EXERCISE OBJECTIVE: Go through the data and copy every line in which "ADET" appears.

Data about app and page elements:
Content starts

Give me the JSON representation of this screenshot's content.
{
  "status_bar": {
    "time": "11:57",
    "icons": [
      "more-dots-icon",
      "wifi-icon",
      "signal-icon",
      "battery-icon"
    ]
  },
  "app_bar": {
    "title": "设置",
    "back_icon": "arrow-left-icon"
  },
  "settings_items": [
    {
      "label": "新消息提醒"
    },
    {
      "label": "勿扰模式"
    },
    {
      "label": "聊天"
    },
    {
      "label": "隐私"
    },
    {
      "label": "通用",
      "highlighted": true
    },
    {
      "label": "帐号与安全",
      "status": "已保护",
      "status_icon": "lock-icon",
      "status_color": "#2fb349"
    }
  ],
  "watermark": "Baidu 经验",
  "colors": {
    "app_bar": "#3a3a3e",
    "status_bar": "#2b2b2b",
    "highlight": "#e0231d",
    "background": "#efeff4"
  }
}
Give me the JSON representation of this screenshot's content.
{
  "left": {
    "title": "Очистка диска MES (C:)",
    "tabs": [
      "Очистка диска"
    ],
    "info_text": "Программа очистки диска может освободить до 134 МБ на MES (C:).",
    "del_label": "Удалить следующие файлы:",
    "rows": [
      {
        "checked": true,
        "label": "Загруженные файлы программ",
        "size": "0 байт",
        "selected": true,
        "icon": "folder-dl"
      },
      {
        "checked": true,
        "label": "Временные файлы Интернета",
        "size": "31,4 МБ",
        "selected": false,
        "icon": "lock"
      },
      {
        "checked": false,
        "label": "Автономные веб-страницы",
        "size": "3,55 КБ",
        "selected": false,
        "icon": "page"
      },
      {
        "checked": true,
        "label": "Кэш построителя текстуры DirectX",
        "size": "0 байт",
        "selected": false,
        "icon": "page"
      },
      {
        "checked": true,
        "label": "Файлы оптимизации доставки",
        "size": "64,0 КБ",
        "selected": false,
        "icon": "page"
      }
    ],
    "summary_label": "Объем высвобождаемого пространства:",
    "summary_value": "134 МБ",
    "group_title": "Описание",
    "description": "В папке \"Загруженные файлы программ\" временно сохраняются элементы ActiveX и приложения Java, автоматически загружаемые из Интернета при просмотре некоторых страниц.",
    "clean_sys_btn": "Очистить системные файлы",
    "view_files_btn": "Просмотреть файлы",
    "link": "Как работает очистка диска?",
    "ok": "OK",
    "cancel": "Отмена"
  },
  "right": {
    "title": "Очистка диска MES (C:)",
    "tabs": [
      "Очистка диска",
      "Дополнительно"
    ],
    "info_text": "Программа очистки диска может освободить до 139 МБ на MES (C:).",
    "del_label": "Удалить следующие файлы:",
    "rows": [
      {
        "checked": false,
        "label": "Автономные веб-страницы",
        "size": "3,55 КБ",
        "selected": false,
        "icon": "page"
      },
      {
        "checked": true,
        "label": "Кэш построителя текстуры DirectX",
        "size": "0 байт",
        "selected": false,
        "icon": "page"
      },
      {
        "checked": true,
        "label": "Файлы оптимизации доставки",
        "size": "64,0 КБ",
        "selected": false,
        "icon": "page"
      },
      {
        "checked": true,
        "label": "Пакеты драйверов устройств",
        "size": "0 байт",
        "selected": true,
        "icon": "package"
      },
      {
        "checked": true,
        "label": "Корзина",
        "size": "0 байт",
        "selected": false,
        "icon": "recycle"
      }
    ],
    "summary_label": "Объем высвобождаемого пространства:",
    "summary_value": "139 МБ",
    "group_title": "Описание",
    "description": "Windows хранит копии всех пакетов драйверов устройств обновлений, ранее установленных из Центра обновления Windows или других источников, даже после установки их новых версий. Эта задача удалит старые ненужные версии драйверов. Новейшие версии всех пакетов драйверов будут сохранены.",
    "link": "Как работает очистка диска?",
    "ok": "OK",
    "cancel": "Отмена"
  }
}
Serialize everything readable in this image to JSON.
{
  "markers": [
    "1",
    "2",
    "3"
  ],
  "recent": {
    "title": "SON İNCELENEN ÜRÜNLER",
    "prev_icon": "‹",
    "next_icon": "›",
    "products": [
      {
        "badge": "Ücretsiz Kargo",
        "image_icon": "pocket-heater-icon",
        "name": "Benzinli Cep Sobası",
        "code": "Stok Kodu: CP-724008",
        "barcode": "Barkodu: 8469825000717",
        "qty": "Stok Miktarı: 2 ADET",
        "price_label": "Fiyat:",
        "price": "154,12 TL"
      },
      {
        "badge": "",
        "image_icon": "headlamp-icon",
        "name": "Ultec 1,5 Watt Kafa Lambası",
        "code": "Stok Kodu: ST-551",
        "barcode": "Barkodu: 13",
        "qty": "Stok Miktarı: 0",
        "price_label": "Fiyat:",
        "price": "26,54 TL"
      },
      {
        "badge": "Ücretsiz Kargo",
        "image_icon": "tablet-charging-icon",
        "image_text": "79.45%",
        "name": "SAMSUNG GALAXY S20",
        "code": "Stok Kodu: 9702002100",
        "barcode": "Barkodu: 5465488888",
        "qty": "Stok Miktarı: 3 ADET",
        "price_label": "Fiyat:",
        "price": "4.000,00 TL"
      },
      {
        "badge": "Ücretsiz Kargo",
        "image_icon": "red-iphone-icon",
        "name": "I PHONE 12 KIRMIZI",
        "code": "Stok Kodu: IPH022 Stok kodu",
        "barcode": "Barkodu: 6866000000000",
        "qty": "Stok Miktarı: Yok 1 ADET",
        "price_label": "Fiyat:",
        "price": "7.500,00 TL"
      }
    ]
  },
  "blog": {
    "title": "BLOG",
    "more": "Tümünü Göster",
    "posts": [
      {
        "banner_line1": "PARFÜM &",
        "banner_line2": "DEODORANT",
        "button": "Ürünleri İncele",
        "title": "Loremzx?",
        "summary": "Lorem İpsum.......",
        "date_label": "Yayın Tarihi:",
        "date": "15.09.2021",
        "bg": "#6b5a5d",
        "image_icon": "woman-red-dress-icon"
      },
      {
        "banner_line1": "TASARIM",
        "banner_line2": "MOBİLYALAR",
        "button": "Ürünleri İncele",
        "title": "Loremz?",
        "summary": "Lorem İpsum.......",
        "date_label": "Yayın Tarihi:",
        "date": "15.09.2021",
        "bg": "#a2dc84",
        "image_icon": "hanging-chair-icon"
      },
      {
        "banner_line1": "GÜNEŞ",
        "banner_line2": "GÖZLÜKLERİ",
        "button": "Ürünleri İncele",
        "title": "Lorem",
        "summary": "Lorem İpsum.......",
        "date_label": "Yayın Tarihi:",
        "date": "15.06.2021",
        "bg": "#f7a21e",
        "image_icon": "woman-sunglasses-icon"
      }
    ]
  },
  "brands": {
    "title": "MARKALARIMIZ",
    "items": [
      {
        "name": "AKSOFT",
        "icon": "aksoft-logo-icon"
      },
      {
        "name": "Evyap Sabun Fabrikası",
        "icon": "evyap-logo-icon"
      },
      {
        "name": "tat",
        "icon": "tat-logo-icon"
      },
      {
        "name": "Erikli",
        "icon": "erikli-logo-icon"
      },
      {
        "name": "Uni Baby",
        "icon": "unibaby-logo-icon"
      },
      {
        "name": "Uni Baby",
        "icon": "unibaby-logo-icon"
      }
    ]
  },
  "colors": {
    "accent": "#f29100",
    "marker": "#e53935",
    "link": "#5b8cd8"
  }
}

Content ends

RESPONSE BOX:
        "qty": "Stok Miktarı: 2 ADET",
        "qty": "Stok Miktarı: 3 ADET",
        "qty": "Stok Miktarı: Yok 1 ADET",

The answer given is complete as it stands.